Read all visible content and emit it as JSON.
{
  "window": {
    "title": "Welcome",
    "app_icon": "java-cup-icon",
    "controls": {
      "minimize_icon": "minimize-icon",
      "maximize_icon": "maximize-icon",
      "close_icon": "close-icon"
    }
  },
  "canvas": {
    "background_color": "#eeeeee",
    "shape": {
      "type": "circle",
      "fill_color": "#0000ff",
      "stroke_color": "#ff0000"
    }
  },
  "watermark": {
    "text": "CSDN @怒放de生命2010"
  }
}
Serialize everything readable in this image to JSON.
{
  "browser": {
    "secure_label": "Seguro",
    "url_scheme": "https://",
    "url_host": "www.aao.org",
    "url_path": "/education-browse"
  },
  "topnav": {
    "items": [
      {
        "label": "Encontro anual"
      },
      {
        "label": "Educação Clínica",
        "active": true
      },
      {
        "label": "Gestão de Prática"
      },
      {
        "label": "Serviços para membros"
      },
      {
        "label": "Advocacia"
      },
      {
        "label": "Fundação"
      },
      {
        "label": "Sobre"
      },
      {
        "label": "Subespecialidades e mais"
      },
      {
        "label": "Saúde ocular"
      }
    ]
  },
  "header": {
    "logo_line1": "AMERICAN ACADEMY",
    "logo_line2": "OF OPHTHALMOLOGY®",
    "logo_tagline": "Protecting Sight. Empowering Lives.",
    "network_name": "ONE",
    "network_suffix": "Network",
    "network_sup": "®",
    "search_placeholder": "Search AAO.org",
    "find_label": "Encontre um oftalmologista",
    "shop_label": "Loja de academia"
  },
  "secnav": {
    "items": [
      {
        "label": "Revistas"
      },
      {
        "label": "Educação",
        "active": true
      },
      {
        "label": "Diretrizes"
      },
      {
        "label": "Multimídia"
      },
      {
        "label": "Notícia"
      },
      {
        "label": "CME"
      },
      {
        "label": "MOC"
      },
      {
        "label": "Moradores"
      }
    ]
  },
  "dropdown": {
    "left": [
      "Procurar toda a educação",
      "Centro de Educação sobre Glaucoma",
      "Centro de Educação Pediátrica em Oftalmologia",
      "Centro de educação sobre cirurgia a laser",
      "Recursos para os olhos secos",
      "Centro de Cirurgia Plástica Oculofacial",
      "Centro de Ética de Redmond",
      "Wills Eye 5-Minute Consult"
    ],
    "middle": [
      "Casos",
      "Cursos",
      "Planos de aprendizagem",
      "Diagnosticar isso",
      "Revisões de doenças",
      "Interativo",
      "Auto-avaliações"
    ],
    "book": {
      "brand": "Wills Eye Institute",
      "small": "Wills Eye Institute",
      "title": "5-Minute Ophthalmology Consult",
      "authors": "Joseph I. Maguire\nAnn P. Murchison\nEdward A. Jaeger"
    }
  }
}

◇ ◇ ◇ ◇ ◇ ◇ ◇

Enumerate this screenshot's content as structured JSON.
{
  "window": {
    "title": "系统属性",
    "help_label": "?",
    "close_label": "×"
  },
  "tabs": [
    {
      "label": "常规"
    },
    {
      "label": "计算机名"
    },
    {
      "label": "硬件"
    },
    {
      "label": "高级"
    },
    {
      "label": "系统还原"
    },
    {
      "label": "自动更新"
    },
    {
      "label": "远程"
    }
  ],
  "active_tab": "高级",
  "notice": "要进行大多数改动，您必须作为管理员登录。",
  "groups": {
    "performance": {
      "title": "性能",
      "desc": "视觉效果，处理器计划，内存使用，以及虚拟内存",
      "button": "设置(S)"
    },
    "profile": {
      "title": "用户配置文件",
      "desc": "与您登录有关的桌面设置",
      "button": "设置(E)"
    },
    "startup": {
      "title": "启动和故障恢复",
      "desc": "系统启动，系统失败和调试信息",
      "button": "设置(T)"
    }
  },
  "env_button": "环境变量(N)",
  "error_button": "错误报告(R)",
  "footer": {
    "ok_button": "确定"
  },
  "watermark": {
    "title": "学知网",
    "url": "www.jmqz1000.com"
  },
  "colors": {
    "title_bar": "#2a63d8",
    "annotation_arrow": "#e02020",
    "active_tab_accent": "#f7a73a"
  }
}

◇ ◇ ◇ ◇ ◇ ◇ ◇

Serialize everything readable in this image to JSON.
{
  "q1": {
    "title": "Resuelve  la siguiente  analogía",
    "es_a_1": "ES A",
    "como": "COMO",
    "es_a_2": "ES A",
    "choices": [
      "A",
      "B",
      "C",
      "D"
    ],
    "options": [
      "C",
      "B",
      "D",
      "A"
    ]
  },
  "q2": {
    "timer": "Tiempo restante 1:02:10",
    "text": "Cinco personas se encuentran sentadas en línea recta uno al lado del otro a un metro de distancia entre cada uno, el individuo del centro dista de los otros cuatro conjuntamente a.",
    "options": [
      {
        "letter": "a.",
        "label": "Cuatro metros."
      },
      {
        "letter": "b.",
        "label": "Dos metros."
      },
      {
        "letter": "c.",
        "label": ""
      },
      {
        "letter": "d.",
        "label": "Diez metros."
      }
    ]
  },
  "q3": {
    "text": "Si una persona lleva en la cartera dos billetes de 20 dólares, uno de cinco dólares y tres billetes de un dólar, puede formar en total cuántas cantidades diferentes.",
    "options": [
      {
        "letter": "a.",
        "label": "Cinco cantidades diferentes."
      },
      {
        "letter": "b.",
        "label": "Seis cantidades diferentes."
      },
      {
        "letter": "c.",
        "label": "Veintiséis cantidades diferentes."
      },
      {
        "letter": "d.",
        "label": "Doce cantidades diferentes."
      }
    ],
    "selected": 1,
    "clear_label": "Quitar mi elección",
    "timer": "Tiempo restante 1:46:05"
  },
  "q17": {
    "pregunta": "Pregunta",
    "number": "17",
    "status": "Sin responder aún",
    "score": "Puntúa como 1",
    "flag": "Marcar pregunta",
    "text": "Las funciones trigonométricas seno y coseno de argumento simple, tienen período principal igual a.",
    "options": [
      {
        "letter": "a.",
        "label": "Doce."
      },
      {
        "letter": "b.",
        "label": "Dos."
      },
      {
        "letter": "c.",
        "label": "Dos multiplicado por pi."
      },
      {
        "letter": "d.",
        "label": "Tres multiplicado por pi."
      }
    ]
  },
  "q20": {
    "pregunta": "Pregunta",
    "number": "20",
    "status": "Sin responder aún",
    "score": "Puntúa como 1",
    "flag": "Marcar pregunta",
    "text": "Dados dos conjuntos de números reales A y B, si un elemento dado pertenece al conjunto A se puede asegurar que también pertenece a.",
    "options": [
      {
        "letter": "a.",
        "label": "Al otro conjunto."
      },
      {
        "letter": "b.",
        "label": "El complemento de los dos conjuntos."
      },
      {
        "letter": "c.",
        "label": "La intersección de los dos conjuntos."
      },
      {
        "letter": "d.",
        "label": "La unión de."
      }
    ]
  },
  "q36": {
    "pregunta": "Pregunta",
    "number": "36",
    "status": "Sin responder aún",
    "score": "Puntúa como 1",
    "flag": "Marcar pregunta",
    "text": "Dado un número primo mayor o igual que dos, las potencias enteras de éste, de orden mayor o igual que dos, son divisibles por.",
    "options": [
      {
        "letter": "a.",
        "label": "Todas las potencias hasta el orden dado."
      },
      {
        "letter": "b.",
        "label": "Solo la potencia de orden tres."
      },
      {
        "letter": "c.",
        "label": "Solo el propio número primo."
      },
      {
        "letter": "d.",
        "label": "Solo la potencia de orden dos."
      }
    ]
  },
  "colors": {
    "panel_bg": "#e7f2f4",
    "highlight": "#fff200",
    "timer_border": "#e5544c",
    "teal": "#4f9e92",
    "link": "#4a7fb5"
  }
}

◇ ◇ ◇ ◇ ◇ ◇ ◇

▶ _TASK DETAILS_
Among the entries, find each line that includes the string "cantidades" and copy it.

▶ _TASK SOLUTION_
    "text": "Si una persona lleva en la cartera dos billetes de 20 dólares, uno de cinco dólares y tres billetes de un dólar, puede formar en total cuántas cantidades diferentes.",
        "label": "Cinco cantidades diferentes."
        "label": "Seis cantidades diferentes."
        "label": "Veintiséis cantidades diferentes."
        "label": "Doce cantidades diferentes."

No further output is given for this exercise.